In addition to the above modules, in order for this to work properly, you must be using HPE OneView - version 3.1 or 4.0. This should work with OneView 4.10 but has not been tested as none of the environments I work with are at this level yet.  Preferably HPE Synergy is being used, but C-Class will work as well as long as OneView is being used.  The actual physical server hardware must also be either Gen 9 or Gen 10 hardware running the latest ILO updates.

And here is where one of the first difficulties in this process comes into view.  The version of OneView running in your environment dictates the version of HPOneView cmdlet that you must use to connect to the OneView appliance.  Since the HPOneView Cmdlet uses DLL files, even unloading the module through the command Remove-Module does not unload the DLL file which prevents the other version of the HPOneView Cmdlet from being loaded in the same PowerShell session.  This is not an issue of the Cmdlet, but instead is a limitation of Windows PowerShell itself.  If only one version of HPOneView is installed this typically is not an issue, but when multiple versions are installed side by side you may encounter some errors if you're not careful.   By default Windows PowerShell loads the lowest version of the HPOneView module, and since you can't load another version without starting another PowerShell session this can be an inconvenience.  For example, if both HPOneView.310 and HPOneView.400 are installed and the command Connect-HPOVMgmt is run PowerShell will load the module HPOneView.310.  If you are trying to connect to an environment running OneView 4.0 using this method without explicitly loading the HPOneView.400 module the attempt to connect will error out.  The same error happens when attempting to connect to a OneView 3.10 environment with the HPOneView.400 module loaded.
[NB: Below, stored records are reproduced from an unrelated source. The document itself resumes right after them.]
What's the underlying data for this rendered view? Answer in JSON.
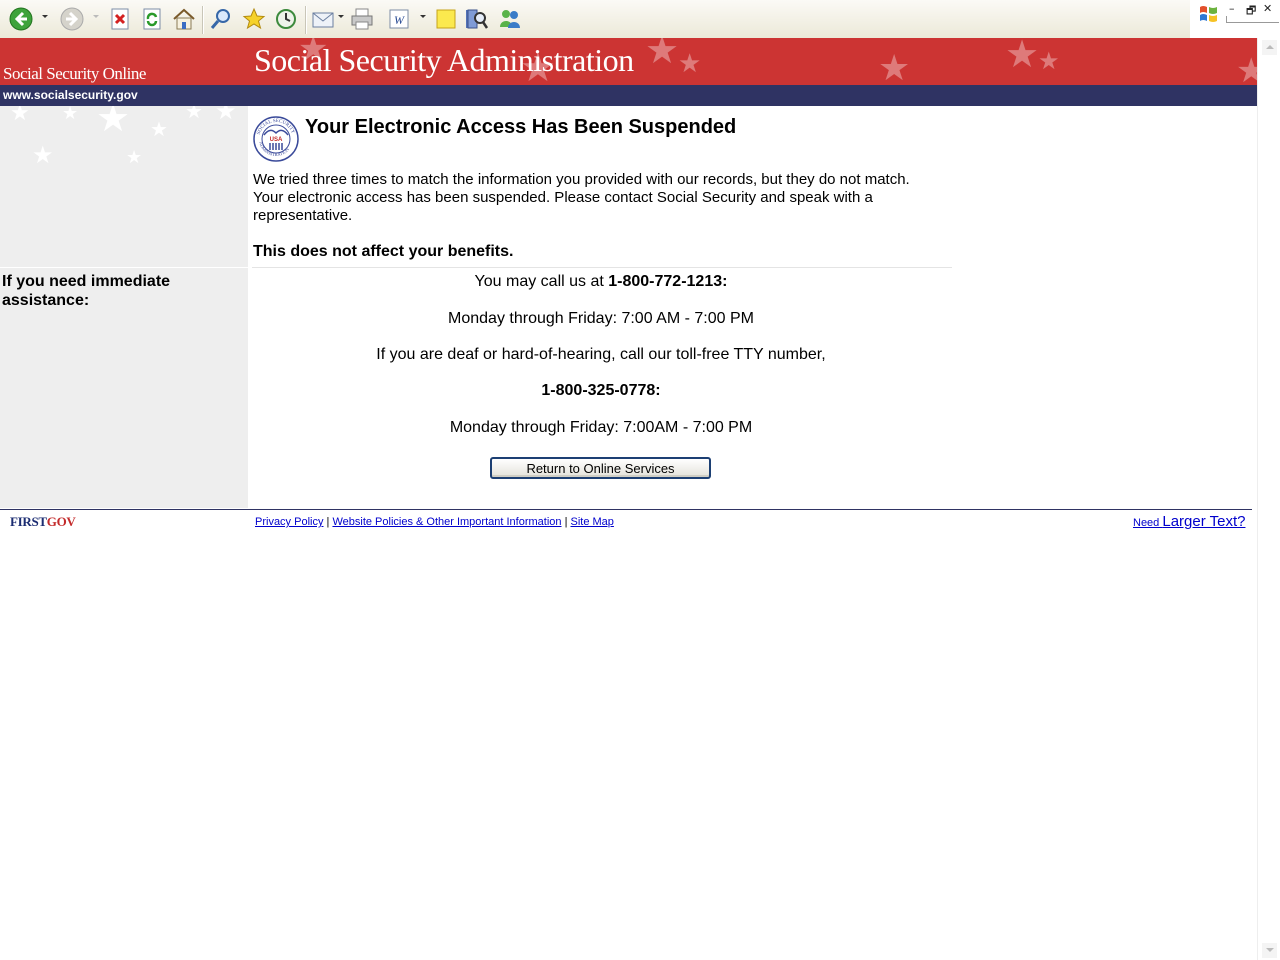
{
  "browser": {
    "toolbar": [
      {
        "name": "back-button",
        "icon": "back-arrow-icon"
      },
      {
        "name": "forward-button",
        "icon": "forward-arrow-icon"
      },
      {
        "name": "stop-button",
        "icon": "stop-icon"
      },
      {
        "name": "refresh-button",
        "icon": "refresh-icon"
      },
      {
        "name": "home-button",
        "icon": "home-icon"
      },
      {
        "name": "search-button",
        "icon": "magnifier-icon"
      },
      {
        "name": "favorites-button",
        "icon": "star-icon"
      },
      {
        "name": "history-button",
        "icon": "history-icon"
      },
      {
        "name": "mail-button",
        "icon": "envelope-icon"
      },
      {
        "name": "print-button",
        "icon": "printer-icon"
      },
      {
        "name": "edit-button",
        "icon": "word-document-icon"
      },
      {
        "name": "notes-button",
        "icon": "sticky-note-icon"
      },
      {
        "name": "research-button",
        "icon": "research-icon"
      },
      {
        "name": "messenger-button",
        "icon": "messenger-icon"
      }
    ],
    "window_controls": {
      "minimize": "–",
      "restore": "🗗",
      "close": "✕"
    }
  },
  "header": {
    "site_name": "Social Security Online",
    "agency_title": "Social Security Administration",
    "site_url": "www.socialsecurity.gov",
    "banner_color": "#cc3433",
    "urlbar_color": "#2f3363"
  },
  "sidebar": {
    "assist_heading": "If you need immediate assistance:"
  },
  "main": {
    "seal_text": {
      "top": "SOCIAL SECURITY",
      "center": "USA",
      "bottom": "ADMINISTRATION"
    },
    "heading": "Your Electronic Access Has Been Suspended",
    "message": "We tried three times to match the information you provided with our records, but they do not match. Your electronic access has been suspended. Please contact Social Security and speak with a representative.",
    "benefits_note": "This does not affect your benefits.",
    "call_prefix": "You may call us at ",
    "phone": "1-800-772-1213:",
    "hours_1": "Monday through Friday: 7:00 AM - 7:00 PM",
    "tty_line": "If you are deaf or hard-of-hearing, call our toll-free TTY number,",
    "tty_number": "1-800-325-0778:",
    "hours_2": "Monday through Friday: 7:00AM - 7:00 PM",
    "return_button": "Return to Online Services"
  },
  "footer": {
    "logo_first": "FIRST",
    "logo_gov": "GOV",
    "links": [
      "Privacy Policy",
      "Website Policies & Other Important Information",
      "Site Map"
    ],
    "separator": " | ",
    "larger_prefix": "Need ",
    "larger_link": "Larger Text?"
  }
}
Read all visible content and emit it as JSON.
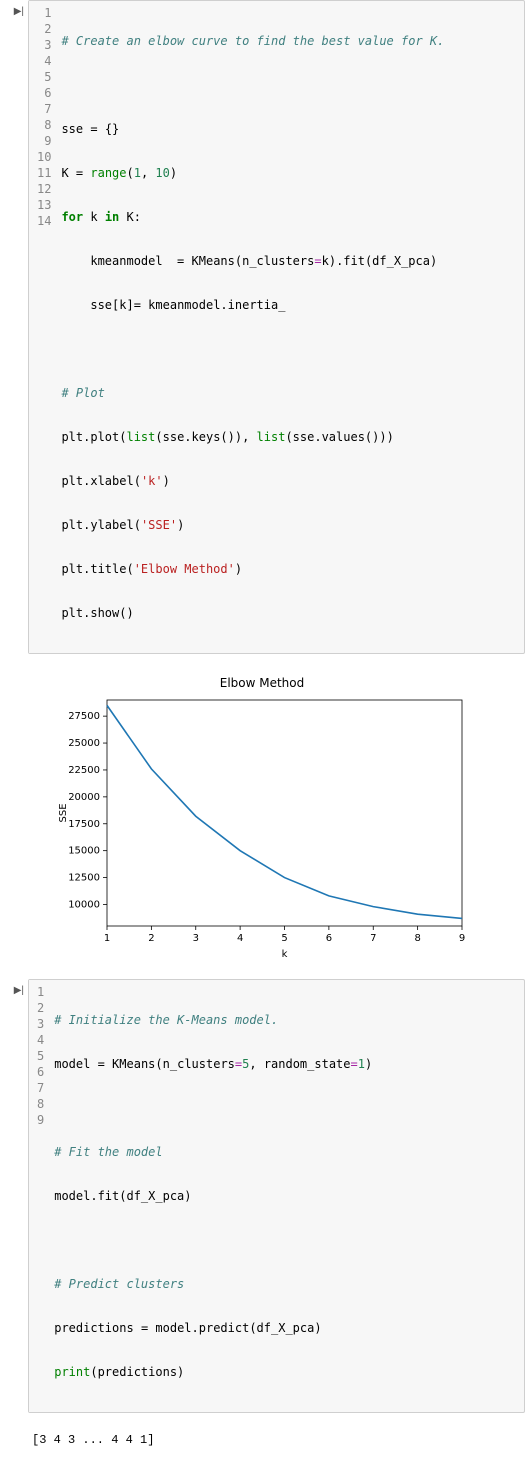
{
  "cell1": {
    "prompt": "▶|",
    "lines": [
      "1",
      "2",
      "3",
      "4",
      "5",
      "6",
      "7",
      "8",
      "9",
      "10",
      "11",
      "12",
      "13",
      "14"
    ],
    "code": {
      "l1_comment": "# Create an elbow curve to find the best value for K.",
      "l3_a": "sse",
      "l3_b": " = {}",
      "l4_a": "K",
      "l4_eq": " = ",
      "l4_fn": "range",
      "l4_args_open": "(",
      "l4_n1": "1",
      "l4_comma": ", ",
      "l4_n2": "10",
      "l4_close": ")",
      "l5_for": "for",
      "l5_sp1": " k ",
      "l5_in": "in",
      "l5_sp2": " K:",
      "l6_indent": "    ",
      "l6_a": "kmeanmodel",
      "l6_eq": "  = ",
      "l6_fn": "KMeans",
      "l6_open": "(",
      "l6_p": "n_clusters",
      "l6_peq": "=",
      "l6_pv": "k",
      "l6_close": ")",
      "l6_dot": ".fit(df_X_pca)",
      "l7_indent": "    ",
      "l7_a": "sse[k]",
      "l7_eq": "= ",
      "l7_b": "kmeanmodel.inertia_",
      "l9_comment": "# Plot",
      "l10": "plt.plot(",
      "l10_fn1": "list",
      "l10_a1": "(sse.keys()), ",
      "l10_fn2": "list",
      "l10_a2": "(sse.values()))",
      "l11_a": "plt.xlabel(",
      "l11_s": "'k'",
      "l11_c": ")",
      "l12_a": "plt.ylabel(",
      "l12_s": "'SSE'",
      "l12_c": ")",
      "l13_a": "plt.title(",
      "l13_s": "'Elbow Method'",
      "l13_c": ")",
      "l14": "plt.show()"
    }
  },
  "chart_data": {
    "type": "line",
    "title": "Elbow Method",
    "xlabel": "k",
    "ylabel": "SSE",
    "x": [
      1,
      2,
      3,
      4,
      5,
      6,
      7,
      8,
      9
    ],
    "y": [
      28500,
      22600,
      18200,
      15000,
      12500,
      10800,
      9800,
      9100,
      8700
    ],
    "xlim": [
      1,
      9
    ],
    "ylim": [
      8000,
      29000
    ],
    "yticks": [
      10000,
      12500,
      15000,
      17500,
      20000,
      22500,
      25000,
      27500
    ],
    "xticks": [
      1,
      2,
      3,
      4,
      5,
      6,
      7,
      8,
      9
    ]
  },
  "cell2": {
    "prompt": "▶|",
    "lines": [
      "1",
      "2",
      "3",
      "4",
      "5",
      "6",
      "7",
      "8",
      "9"
    ],
    "code": {
      "l1_comment": "# Initialize the K-Means model.",
      "l2_a": "model",
      "l2_eq": " = ",
      "l2_fn": "KMeans",
      "l2_open": "(",
      "l2_p1": "n_clusters",
      "l2_pe1": "=",
      "l2_v1": "5",
      "l2_comma": ", ",
      "l2_p2": "random_state",
      "l2_pe2": "=",
      "l2_v2": "1",
      "l2_close": ")",
      "l4_comment": "# Fit the model",
      "l5": "model.fit(df_X_pca)",
      "l7_comment": "# Predict clusters",
      "l8_a": "predictions",
      "l8_eq": " = ",
      "l8_b": "model.predict(df_X_pca)",
      "l9_fn": "print",
      "l9_args": "(predictions)"
    }
  },
  "output2": "[3 4 3 ... 4 4 1]"
}
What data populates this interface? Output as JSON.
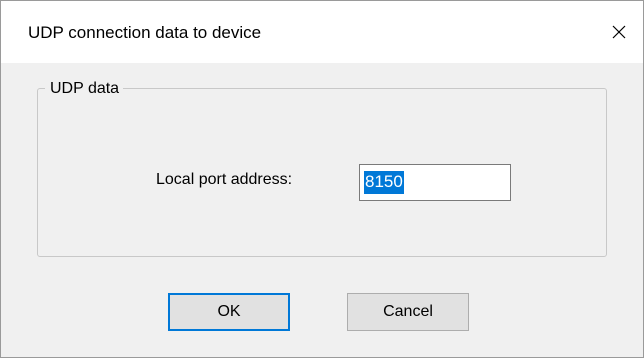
{
  "window": {
    "title": "UDP connection data to device",
    "close_icon": "close-icon"
  },
  "group": {
    "title": "UDP data",
    "port_label": "Local port address:",
    "port_value": "8150"
  },
  "buttons": {
    "ok_label": "OK",
    "cancel_label": "Cancel"
  },
  "colors": {
    "selection": "#0078d7",
    "window_bg": "#f0f0f0",
    "titlebar_bg": "#ffffff"
  }
}
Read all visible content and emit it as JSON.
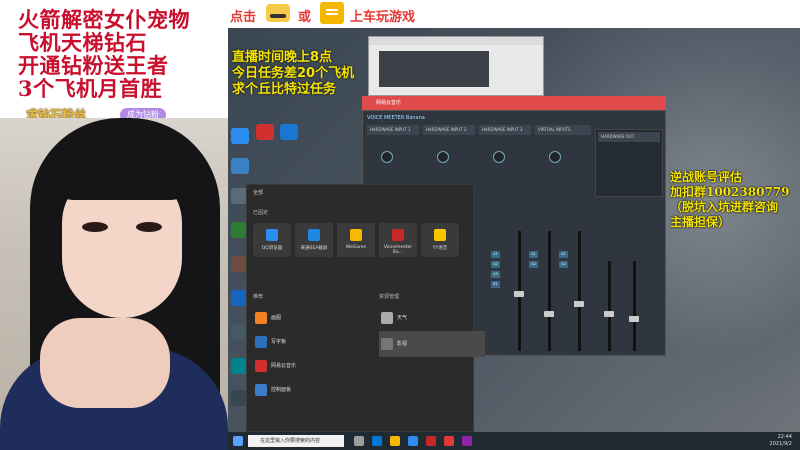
{
  "stream": {
    "promo_lines": [
      "火箭解密女仆宠物",
      "飞机天梯钻石",
      "开通钻粉送王者",
      "3个飞机月首胜"
    ],
    "gold_text": "求钻石粉丝",
    "gold_button": "成为钻粉"
  },
  "top_bar": {
    "click_label": "点击",
    "or_label": "或",
    "play_label": "上车玩游戏"
  },
  "screen_overlay": {
    "lines": [
      "直播时间晚上8点",
      "今日任务差20个飞机",
      "求个丘比特过任务"
    ]
  },
  "right_overlay": {
    "lines": [
      "逆战账号评估",
      "加扣群1002380779",
      "（脱坑入坑进群咨询",
      "主播担保）"
    ]
  },
  "start_menu": {
    "header": "全部",
    "pinned_label": "已固定",
    "pinned": [
      {
        "label": "QQ浏览器",
        "color": "#2d8cf0"
      },
      {
        "label": "来通SEA截屏",
        "color": "#1e88e5"
      },
      {
        "label": "WeGame",
        "color": "#f6b800"
      },
      {
        "label": "Voicemeeter Ba...",
        "color": "#c62828"
      },
      {
        "label": "YY语音",
        "color": "#f9c600"
      }
    ],
    "recommended_label": "推荐",
    "recent_label": "资源管理",
    "list_items": [
      {
        "label": "画图",
        "color": "#f58220"
      },
      {
        "label": "写字板",
        "color": "#2d6fbf"
      },
      {
        "label": "网易云音乐",
        "color": "#d32f2f"
      },
      {
        "label": "控制面板",
        "color": "#3d7cc9"
      }
    ],
    "right_items": [
      {
        "label": "天气",
        "color": "#aaaaaa"
      },
      {
        "label": "影视",
        "color": "#777777"
      }
    ]
  },
  "taskbar": {
    "search_placeholder": "在这里输入你要搜索的内容",
    "time": "22:44",
    "date": "2021/9/2"
  },
  "voicemeeter": {
    "title": "网易云音乐",
    "brand": "VOICE MEETER Banana",
    "inputs": [
      "HARDWARE INPUT 1",
      "HARDWARE INPUT 2",
      "HARDWARE INPUT 3",
      "VIRTUAL INPUTS"
    ],
    "hw_out": "HARDWARE OUT"
  }
}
The second difficulty is the change that HPE made between the Gen 9 and Gen 10 platforms.  Gen 9 hardware uses the HPRestCmdlets by default while Gen 10 servers utilize HPERedfishCmdlets.  What makes this even more fun is that Gen 9 servers can be adjusted to use the HPERedfishCmdlets as well.  This produces multiple permutations of possible combinations of commands to use as the version of OneView are not restricted by the server generation.  

Phew, that was a lot and was only the introduction to this series.

In the next segment, I will go over how to quickly deploy server profiles in OneView from templates.  While there are simple ways to create new server profiles from templates, most of the examples found online only deal with one profile at a time.  The information I will go over will include how to automate the creation so that you can quickly and easily create multiple profiles in sequence automatically.  There will be some side subjects that may spring up as part of this, but anything related to this will be tagged as a category of HPE Automation.

Until next time.